“It took years to develop the concept for FAsMarketplace,” Togba-Mensah said one afternoon in what serves as a little coffee shop near the marketplace entrance. “It brings all of these things that I love together: I get to create my toys, which I love to play with, write my books, do the designs or the illustrations for the books, and I get to incorporate my kids in everything.” Indeed, her girls were behind the reception desk one afternoon, ready to help any walk-ins because, aside from running a start-up and creating her own products, Togba-Mensah homeschools her girls.
Clothing designer Anastasia Baah, who designs contemporary fashions with African fabrics, found the marketplace a perfect way to grow her business: “The space is affordable, and it’s a good venture … the locals are finding out about us and coming in. We’re a new business in the community and people are starting to discover us and like it.”
Baah, who was born in Ghana, imports her vibrantly colored and patterned fabrics from there.

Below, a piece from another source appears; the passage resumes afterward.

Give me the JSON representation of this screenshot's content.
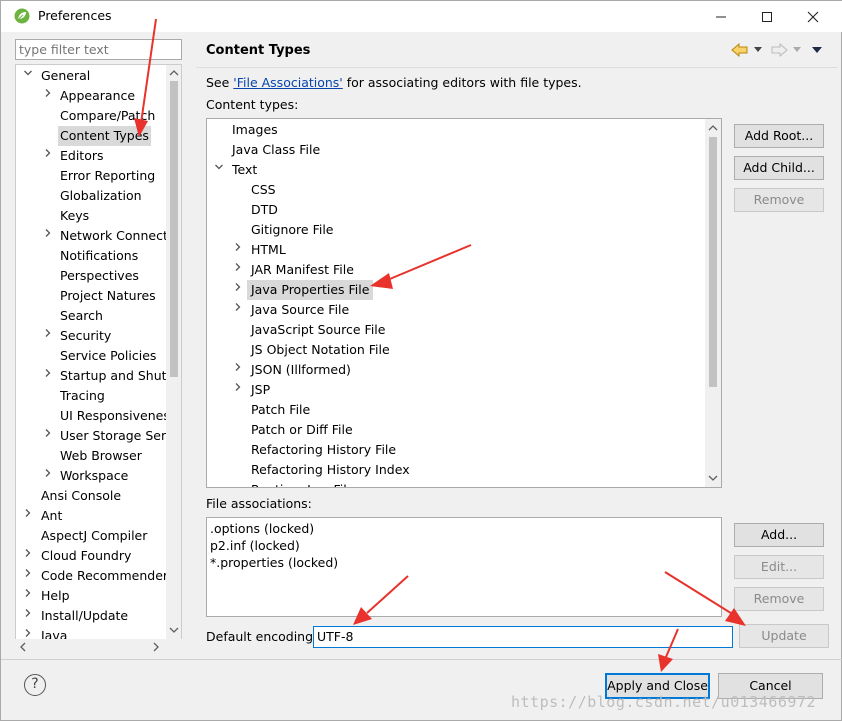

For more than a decade, she worked in financial management for the Montgomery County government, before just recently concentrating full-time on her clothing line. “FAsMarketplace is a great place,” she said. “We share ideas and we come together and create events. If I was on my own in my house, I wouldn’t have a way to share ideas … being at the Marketplace encourages us.”
It’s also a boon for the Wheaton Urban District. “Wheaton is going through a change,” said Luisa Montero-Diaz, mid county regional service director, who works as the community’s liaison to the county executive and county council.
Montero-Diaz calls FAsMarketplace unique among the county’s arts and economic engines. “Because it is a combination, it brings so many things together. It’s a maker space with different artisans and artists who come there to have a place to produce, exhibit and sell their work,” she said. “Then you also have the education piece of it: the afterschool program and the summer programs for elementary school children that focus on arts. And then you have the venue, which has been used for an incredible diversity of events and performances that the community can rent out or partner with FAs to put on something.”
“Everybody tells me that when they walk through the door, they say they feel like they need to create something,” Togba-Mensah said. “When you come here expect to be inspired.”
FAsMarketplace is located at 11319 Elkin St., Wheaton. For information, call 240-558-3263 or visit www.fasmarketplace.com. Upcoming events include Fall Fest, Oct. 26, noon-6 p.m. This family friendly event includes activities for children, and everyone is encouraged to dress like a favorite superhero. Events include craft vendors, arts and crafts activities, performances and a costume fashion show.